Bogus tradesmen, door-to-door sales or doorstep fraud involves fraudsters trying to scam you after knocking at your door.

Some criminals make their living by preying on older and vulnerable adults. They may say they are from the water or gas companies and there is an emergency or pretend to be from the council.

Legitimate doorstep selling involves someone selling you goods or services in your home or on your doorstep. Many honest businesses use this technique – but so do fraudsters.

Buying on your doorstep can be convenient. However, a salesman who uses clever tactics can pressurise you into buying something you actually don’t want or something that’s poor value for money.

Door-to-door frauds can take many forms, including:

  • pressure selling
  • unfair contracts
  • overpriced or substandard home maintenance or improvements
  • phoney consumer surveys
  • bogus charity collections

Such frauds involve promoting goods or services that are either never delivered to you or are of a very poor quality. Fraudsters may also bill you for work that you didn’t agree to. There are specific laws about door-to-door sales. Many are required to give you a ‘cooling-off’ period (where you can change your mind or request your money back). Bogus tradesmen will offer none of these, and even if they do, you can be sure their ‘guarantee’ will not be honoured. Bogus salespeople will provide false identity or contact information, making it impossible for you to identify or contact them. If you’ve paid them in advance, you won’t get your money back.

Even if your bank or insurance policy covers any loss, you’ll still have to contend with a damaged credit rating, continued correspondence over a prolonged period to repair the damage, and the emotional distress and anxiety identity theft can cause.

Also, be wary of opening your door to a potential burglar or someone who wants to get inside your property to enable other people to break in. Once they get through your door, fraudulent salespeople can take note of your valuables and any security measures you have in place.

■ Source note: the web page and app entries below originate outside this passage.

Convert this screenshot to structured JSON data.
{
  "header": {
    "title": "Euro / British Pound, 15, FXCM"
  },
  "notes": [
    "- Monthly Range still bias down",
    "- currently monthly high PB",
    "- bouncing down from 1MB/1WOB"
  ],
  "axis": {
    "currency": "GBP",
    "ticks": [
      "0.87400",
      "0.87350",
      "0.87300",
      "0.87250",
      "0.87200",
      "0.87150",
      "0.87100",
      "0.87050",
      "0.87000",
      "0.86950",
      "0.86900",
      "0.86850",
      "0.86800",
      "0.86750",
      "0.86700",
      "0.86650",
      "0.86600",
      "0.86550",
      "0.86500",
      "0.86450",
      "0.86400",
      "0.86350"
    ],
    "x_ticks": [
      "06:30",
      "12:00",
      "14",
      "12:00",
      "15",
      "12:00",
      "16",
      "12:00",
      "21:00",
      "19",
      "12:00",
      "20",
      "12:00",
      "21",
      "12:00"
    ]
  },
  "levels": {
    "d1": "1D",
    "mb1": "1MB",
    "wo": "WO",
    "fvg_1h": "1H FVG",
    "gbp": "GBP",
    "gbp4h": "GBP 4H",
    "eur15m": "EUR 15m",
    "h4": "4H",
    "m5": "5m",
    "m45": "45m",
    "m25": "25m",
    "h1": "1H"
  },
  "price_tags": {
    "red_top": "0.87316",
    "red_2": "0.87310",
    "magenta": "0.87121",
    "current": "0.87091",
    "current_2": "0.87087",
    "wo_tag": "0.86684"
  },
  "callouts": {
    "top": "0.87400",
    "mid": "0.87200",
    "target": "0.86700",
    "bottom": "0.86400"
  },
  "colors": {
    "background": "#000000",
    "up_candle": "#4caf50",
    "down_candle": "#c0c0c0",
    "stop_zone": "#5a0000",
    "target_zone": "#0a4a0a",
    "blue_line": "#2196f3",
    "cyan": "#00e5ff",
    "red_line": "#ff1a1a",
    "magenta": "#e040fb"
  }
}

How do I avoid being scammed?

  • Always ask for identification before letting anyone you don't know into your house.
  • Check credentials, including a permanent business address and landline telephone number. The mobile phone numbers given on business cards are often pay-as-you-go numbers which are virtually impossible to trace.
  • Take control by asking the questions. Ask for references from previous customers or to see examples of their work.
  • Don’t sign on the spot – shop around. Get at least three written quotes to make sure you’re not being ripped off.